Dude, Where’s the 1.5 Billion?
Joe El Rady

California’s April income tax collections have already exceeded expectations by $1.5 billion. (Looks like our favorite Austrian is breathing a sigh of relief—he’s thinking maybe he won’t get his sausage cooked in the next election after all.)

As you know, in Sacramento, opinions are like assholes—everybody has one. So enjoy the good news while it lasts, because next month the wrangling over how to spend this money will begin. In fact, Assembly Republican leader George Plescia of San Diego already chimed in with: “It's a lot easier dealing with budget issues when you’re talking about where to spend, not where to cut.” Without commenting on the searing profundity of this statement, I would like to highlight diction: “spend.”

Before we grab our sunglasses and tote bags and embark on a shopping spree, let’s examine some intelligent uses for our tidy fiscal windfall. First, most obviously, and most intelligently (which is why you probably will not hear it mentioned much in Sacramento) we could use this money to pay down some of our state’s debts. In fact, this should be our first priority.

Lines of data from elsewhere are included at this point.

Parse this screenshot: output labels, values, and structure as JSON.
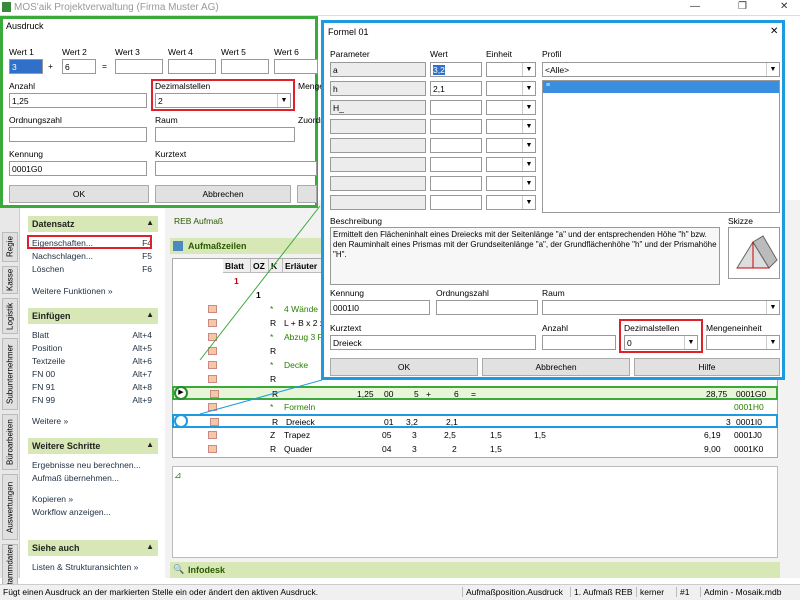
{
  "app_title": "MOS'aik Projektverwaltung (Firma Muster AG)",
  "nav_tabs": [
    "Stammdaten",
    "Auswertungen",
    "Büroarbeiten",
    "Subunternehmer",
    "Logistik",
    "Kasse",
    "Regie"
  ],
  "datensatz": {
    "title": "Datensatz",
    "items": [
      {
        "label": "Eigenschaften...",
        "key": "F4"
      },
      {
        "label": "Nachschlagen...",
        "key": "F5"
      },
      {
        "label": "Löschen",
        "key": "F6"
      },
      {
        "label": "Weitere Funktionen »",
        "key": ""
      }
    ]
  },
  "einfuegen": {
    "title": "Einfügen",
    "items": [
      {
        "label": "Blatt",
        "key": "Alt+4"
      },
      {
        "label": "Position",
        "key": "Alt+5"
      },
      {
        "label": "Textzeile",
        "key": "Alt+6"
      },
      {
        "label": "FN 00",
        "key": "Alt+7"
      },
      {
        "label": "FN 91",
        "key": "Alt+8"
      },
      {
        "label": "FN 99",
        "key": "Alt+9"
      },
      {
        "label": "Weitere »",
        "key": ""
      }
    ]
  },
  "weitere": {
    "title": "Weitere Schritte",
    "items": [
      "Ergebnisse neu berechnen...",
      "Aufmaß übernehmen...",
      "Kopieren »",
      "Workflow anzeigen..."
    ]
  },
  "siehe": {
    "title": "Siehe auch",
    "items": [
      "Listen & Strukturansichten »"
    ]
  },
  "reb_label": "REB Aufmaß",
  "aufmass_title": "Aufmaßzeilen",
  "infodesk_title": "Infodesk",
  "grid_headers": [
    "Blatt",
    "OZ",
    "K",
    "Erläuter"
  ],
  "rows": [
    {
      "c": [
        "1",
        "",
        "",
        "",
        ""
      ]
    },
    {
      "c": [
        "",
        "1",
        "",
        "",
        ""
      ]
    },
    {
      "c": [
        "",
        "",
        "*",
        "4 Wände",
        ""
      ]
    },
    {
      "c": [
        "",
        "",
        "R",
        "L + B x 2 x",
        ""
      ]
    },
    {
      "c": [
        "",
        "",
        "*",
        "Abzug 3 F",
        ""
      ]
    },
    {
      "c": [
        "",
        "",
        "R",
        "",
        ""
      ]
    },
    {
      "c": [
        "",
        "",
        "*",
        "Decke",
        ""
      ]
    },
    {
      "c": [
        "",
        "",
        "R",
        "",
        ""
      ]
    },
    {
      "c": [
        "",
        "",
        "R",
        "",
        "1,25",
        "00",
        "5",
        "+",
        "6",
        "=",
        "28,75",
        "0001G0"
      ]
    },
    {
      "c": [
        "",
        "",
        "*",
        "Formeln",
        "0001H0"
      ]
    },
    {
      "c": [
        "",
        "",
        "R",
        "Dreieck",
        "01",
        "3,2",
        "2,1",
        "3",
        "0001I0"
      ]
    },
    {
      "c": [
        "",
        "",
        "Z",
        "Trapez",
        "05",
        "3",
        "2,5",
        "1,5",
        "1,5",
        "6,19",
        "0001J0"
      ]
    },
    {
      "c": [
        "",
        "",
        "R",
        "Quader",
        "04",
        "3",
        "2",
        "1,5",
        "9,00",
        "0001K0"
      ]
    }
  ],
  "ausdruck": {
    "title": "Ausdruck",
    "wert_labels": [
      "Wert 1",
      "Wert 2",
      "Wert 3",
      "Wert 4",
      "Wert 5",
      "Wert 6"
    ],
    "wert_values": [
      "3",
      "6"
    ],
    "ops": [
      "+",
      "="
    ],
    "anzahl_label": "Anzahl",
    "anzahl_value": "1,25",
    "dezimal_label": "Dezimalstellen",
    "dezimal_value": "2",
    "menge_label": "Menge",
    "ordnung_label": "Ordnungszahl",
    "raum_label": "Raum",
    "zuord_label": "Zuordn",
    "kennung_label": "Kennung",
    "kennung_value": "0001G0",
    "kurztext_label": "Kurztext",
    "ok": "OK",
    "cancel": "Abbrechen"
  },
  "formel": {
    "title": "Formel 01",
    "col_param": "Parameter",
    "col_wert": "Wert",
    "col_einheit": "Einheit",
    "col_profil": "Profil",
    "params": [
      {
        "p": "a",
        "w": "3,2"
      },
      {
        "p": "h",
        "w": "2,1"
      },
      {
        "p": "H_",
        "w": ""
      }
    ],
    "profil_value": "<Alle>",
    "beschreibung_label": "Beschreibung",
    "beschreibung": "Ermittelt den Flächeninhalt eines Dreiecks mit der Seitenlänge \"a\" und der entsprechenden Höhe \"h\" bzw. den Rauminhalt eines Prismas mit der Grundseitenlänge \"a\", der Grundflächenhöhe \"h\" und der Prismahöhe \"H\".",
    "skizze_label": "Skizze",
    "kennung_label": "Kennung",
    "kennung_value": "0001I0",
    "ordnung_label": "Ordnungszahl",
    "raum_label": "Raum",
    "kurztext_label": "Kurztext",
    "kurztext_value": "Dreieck",
    "anzahl_label": "Anzahl",
    "dezimal_label": "Dezimalstellen",
    "dezimal_value": "0",
    "menge_label": "Mengeneinheit",
    "ok": "OK",
    "cancel": "Abbrechen",
    "help": "Hilfe"
  },
  "status": [
    "Fügt einen Ausdruck an der markierten Stelle ein oder ändert den aktiven Ausdruck.",
    "Aufmaßposition.Ausdruck",
    "1. Aufmaß REB",
    "kerner",
    "#1",
    "Admin - Mosaik.mdb"
  ]
}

Actually, to their credit, a good number of Republican lawmakers are calling on Schwarzenegger to use some of the additional revenue to pay debt—specifically, the ongoing $5 billion gap between spending obligations and revenue.

Should the pols commit the grave error of not using this money to repay debt, then they should at least invest in our state’s future planning. Some ideas:
1. Contribute it to an interest bearing emergency and disaster fund. (San Francisco faces a 60% chance of 7.0 or stronger earthquake within the next thirty years. Such an earthquake would likely destroy the city, which would cost $300 Billion to rebuild.)
2. Build a better, more secure auxiliary water supply in San Francisco. The lack of an auxiliary water system allowed the fires sparked from the great earthquake to destroy the city in 1906. By contrast, a fireboat saved the Marina from destruction by fire during the Loma Prieta earthquake in 1989. Currently, the city has 2 fireboats, several more, with the addition of an auxiliary water supply would help save SF during the next earthquake.
3. Increase the size of the state police. Our cashed strapped federal government does not have the resources to protect our critical infrastructure from terrorist attack. Furthermore, Los Angeles has a police shortage. The mobility of state police officers due to their jurisdiction over the whole state can help to solve many of these problems.
4. Accelerate the earthquake retrofit of our state’s critical infrastructure, including bridges and freeways. CalTrans is doing a marvelous job at this, but more resources could get it done faster.
5. Create a reserve budget to pay lawsuits. Several large lawsuits, including the one against the prison system and its provision of healthcare, threaten the state.

Finally, a note on the unexpected revenue. Without an increase in tax rates, increases in tax revenue occur because of economic expansion. People make more money, and thus, have more taxable income. This comprises the perfect opportunity to raise taxes. Clearly, no politician wants to raise taxes in an election year; however, our state’s fiscal crisis demands that we seek not only more debt financing and re-financing with creative use of municipal bonds and their term structures but also higher revenue. In a period of economic expansion, higher taxes actually soften the economy’s inevitable recession landing by managing inflation and regulating interest rates.